A deliciously thin form factor and elegant hardware design contrasts an unfortunately outdated UI, which tastes far too similar to its competition.
Firstly, the Ascend P6 sports excellent hardware with a unique curved bottom which has a nice effect of linking the front and back of the device. The ridiculously slim, beautifully brushed, aluminium clad casing is very pleasing to the eye and I had quite a few people actually staring at the device whilst in use. My hands did not share the same sentiments as my eyes however, they found the device to be too hot at times and the corners a tad too sharp to hold for extended periods, especially without the included cover.
Both Wi-Fi and network signal were usually strong even in areas where other devices struggled. The phone lacks LTE, limiting you to HSPA+ connectivity, it also omits NFC. The UI feels like an uncomfortable mash-up of iOS 5 and Samsung’s TouchWiz. It can either be a confusing horrible mess or a beautiful amalgam of apps with fittingly informative widgets (dependant on the severity of your OCD and amount of free time on your hands). It is, unfortunately, a far cry from the clean, minimalist design movement most modern UIs seem to be following. The keyboard lacks gesture or trace typing, a la Swype, but does have an intuitive swipe down gesture that replaces a long press to input punctuation and numbers.
The 8MP camera impressed me, especially the detail and focusing in close up shots. Editing options were good, allowing a number of Instagram-inspired filters, contrast settings and other tweaks to be applied to the countless pictures of your meals and pets before deeming them Facebook worthy.
Sound quality was nothing to write home about and the speaker and headphone jack placement seemed illogical. If you are right handed your hand will muffle the speakers sound. Whereas lefties will have a hard time using the phone with headphones jutting out of the bottom left corner.
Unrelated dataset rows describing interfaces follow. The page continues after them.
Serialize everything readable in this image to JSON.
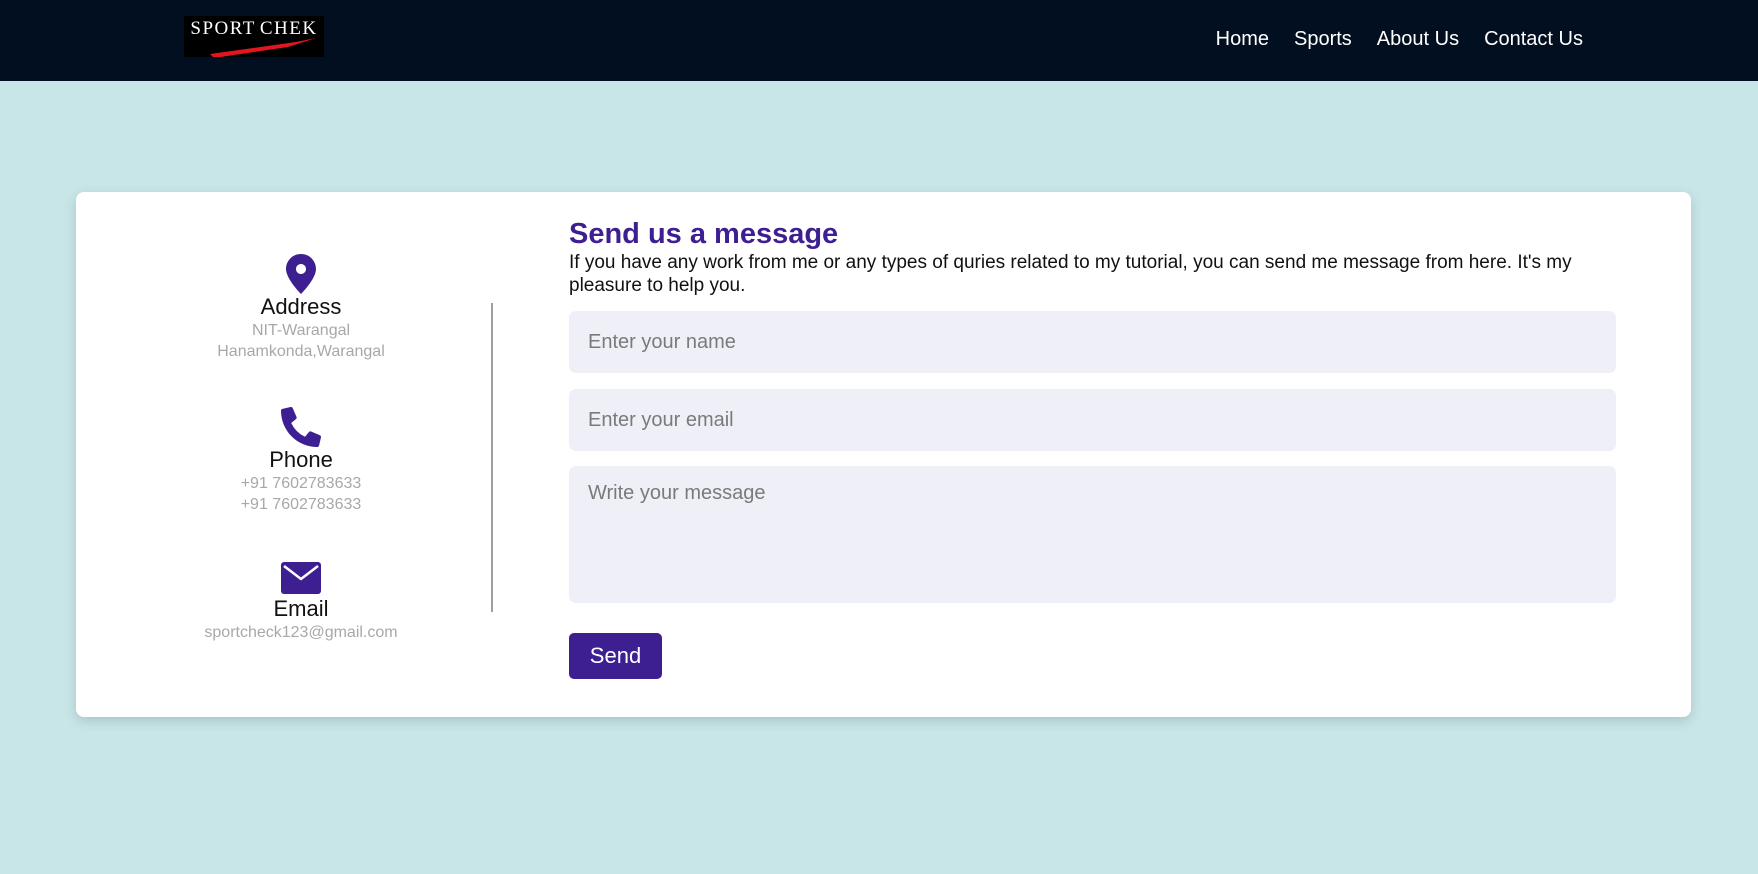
{
  "brand": {
    "logo_text": "SPORTCHEK"
  },
  "nav": {
    "items": [
      {
        "label": "Home"
      },
      {
        "label": "Sports"
      },
      {
        "label": "About Us"
      },
      {
        "label": "Contact Us"
      }
    ]
  },
  "contact_info": {
    "address": {
      "icon": "map-pin-icon",
      "title": "Address",
      "line1": "NIT-Warangal",
      "line2": "Hanamkonda,Warangal"
    },
    "phone": {
      "icon": "phone-icon",
      "title": "Phone",
      "line1": "+91 7602783633",
      "line2": "+91 7602783633"
    },
    "email": {
      "icon": "envelope-icon",
      "title": "Email",
      "line1": "sportcheck123@gmail.com"
    }
  },
  "form": {
    "title": "Send us a message",
    "description": "If you have any work from me or any types of quries related to my tutorial, you can send me message from here. It's my pleasure to help you.",
    "name_placeholder": "Enter your name",
    "email_placeholder": "Enter your email",
    "message_placeholder": "Write your message",
    "name_value": "",
    "email_value": "",
    "message_value": "",
    "send_label": "Send"
  },
  "colors": {
    "accent": "#3e1f92",
    "navbar": "#020f20",
    "page_background": "#c8e6e8",
    "field_background": "#efeff8"
  }
}
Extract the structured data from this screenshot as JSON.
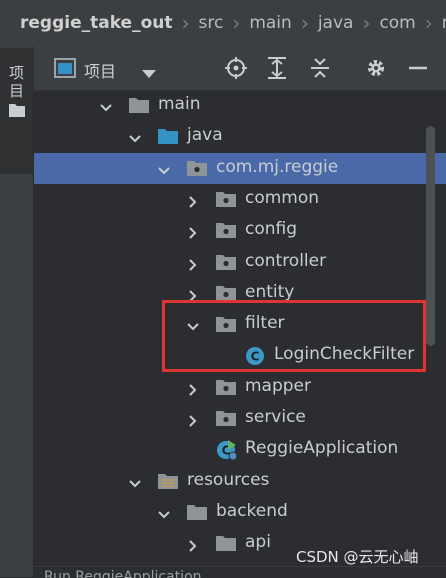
{
  "breadcrumb": {
    "items": [
      "reggie_take_out",
      "src",
      "main",
      "java",
      "com",
      "mj"
    ]
  },
  "side": {
    "project_label": "项目"
  },
  "toolbar": {
    "title": "项目"
  },
  "tree": {
    "rows": [
      {
        "label": "main",
        "indent": 0,
        "chevron": "down",
        "icon": "folder-gray",
        "selected": false
      },
      {
        "label": "java",
        "indent": 1,
        "chevron": "down",
        "icon": "folder-blue",
        "selected": false
      },
      {
        "label": "com.mj.reggie",
        "indent": 2,
        "chevron": "down",
        "icon": "package",
        "selected": true
      },
      {
        "label": "common",
        "indent": 3,
        "chevron": "right",
        "icon": "package",
        "selected": false
      },
      {
        "label": "config",
        "indent": 3,
        "chevron": "right",
        "icon": "package",
        "selected": false
      },
      {
        "label": "controller",
        "indent": 3,
        "chevron": "right",
        "icon": "package",
        "selected": false
      },
      {
        "label": "entity",
        "indent": 3,
        "chevron": "right",
        "icon": "package",
        "selected": false
      },
      {
        "label": "filter",
        "indent": 3,
        "chevron": "down",
        "icon": "package",
        "selected": false
      },
      {
        "label": "LoginCheckFilter",
        "indent": 4,
        "chevron": "none",
        "icon": "class",
        "selected": false
      },
      {
        "label": "mapper",
        "indent": 3,
        "chevron": "right",
        "icon": "package",
        "selected": false
      },
      {
        "label": "service",
        "indent": 3,
        "chevron": "right",
        "icon": "package",
        "selected": false
      },
      {
        "label": "ReggieApplication",
        "indent": 3,
        "chevron": "none",
        "icon": "spring-class",
        "selected": false
      },
      {
        "label": "resources",
        "indent": 1,
        "chevron": "down",
        "icon": "folder-resources",
        "selected": false
      },
      {
        "label": "backend",
        "indent": 2,
        "chevron": "down",
        "icon": "folder-gray",
        "selected": false
      },
      {
        "label": "api",
        "indent": 3,
        "chevron": "right",
        "icon": "folder-gray",
        "selected": false
      }
    ]
  },
  "bottom": {
    "text": "Run   ReggieApplication"
  },
  "watermark": {
    "text": "CSDN @云无心岫"
  }
}
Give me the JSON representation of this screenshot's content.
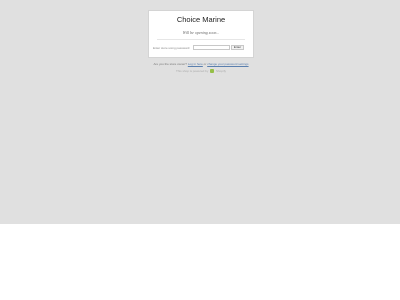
{
  "store": {
    "name": "Choice Marine",
    "message": "Will be opening soon..."
  },
  "password_form": {
    "label": "Enter store using password:",
    "input_value": "",
    "button_label": "Enter"
  },
  "footer": {
    "owner_prefix": "Are you the store owner?",
    "login_link": "Log in here",
    "or_text": "or",
    "change_link": "change your password settings",
    "powered_prefix": "This shop is powered by",
    "powered_brand": "Shopify"
  },
  "colors": {
    "background": "#e0e0e0",
    "card": "#ffffff",
    "link": "#5a7fae",
    "brand_icon": "#95bf47"
  },
  "icons": {
    "brand": "shopify-bag-icon"
  }
}
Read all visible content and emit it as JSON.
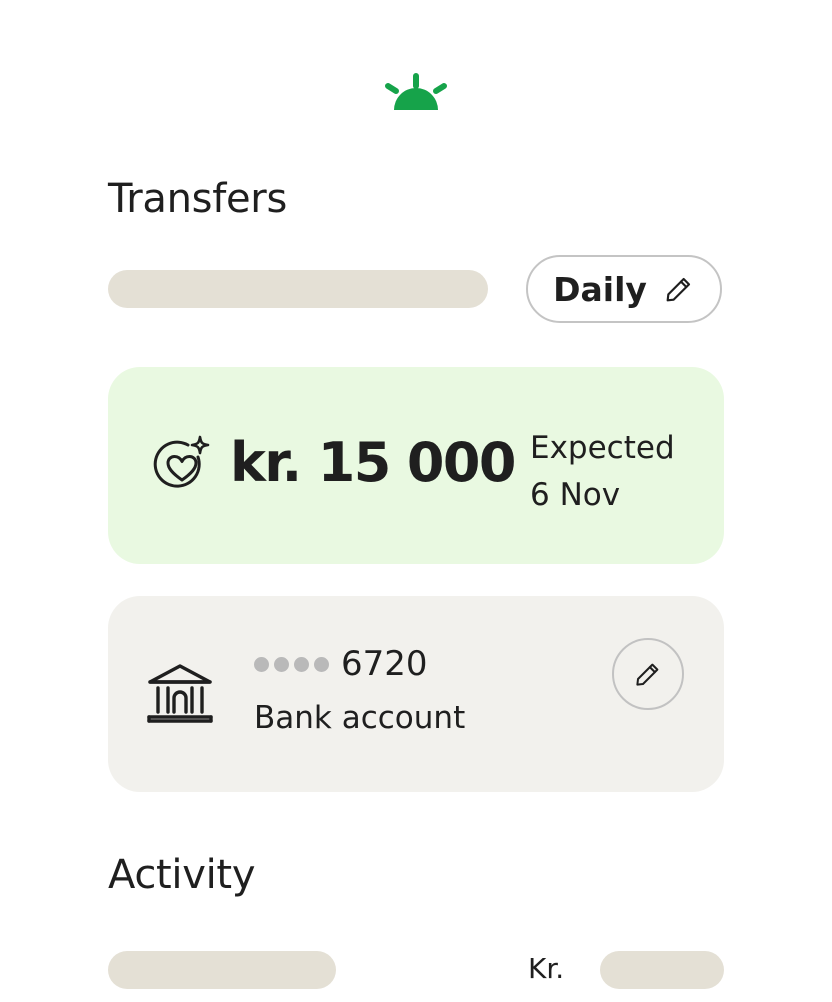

The screen ticks all the necessary boxes. Away from the damaging sun the screen displayed natural colours and struck a decent balance between brightness and saturation. Overall it is a great piece of hardware crippled by software. Luckily, being an Android device the software issues can quickly be resolved with a (possibly free) shopping spree in the Play Store.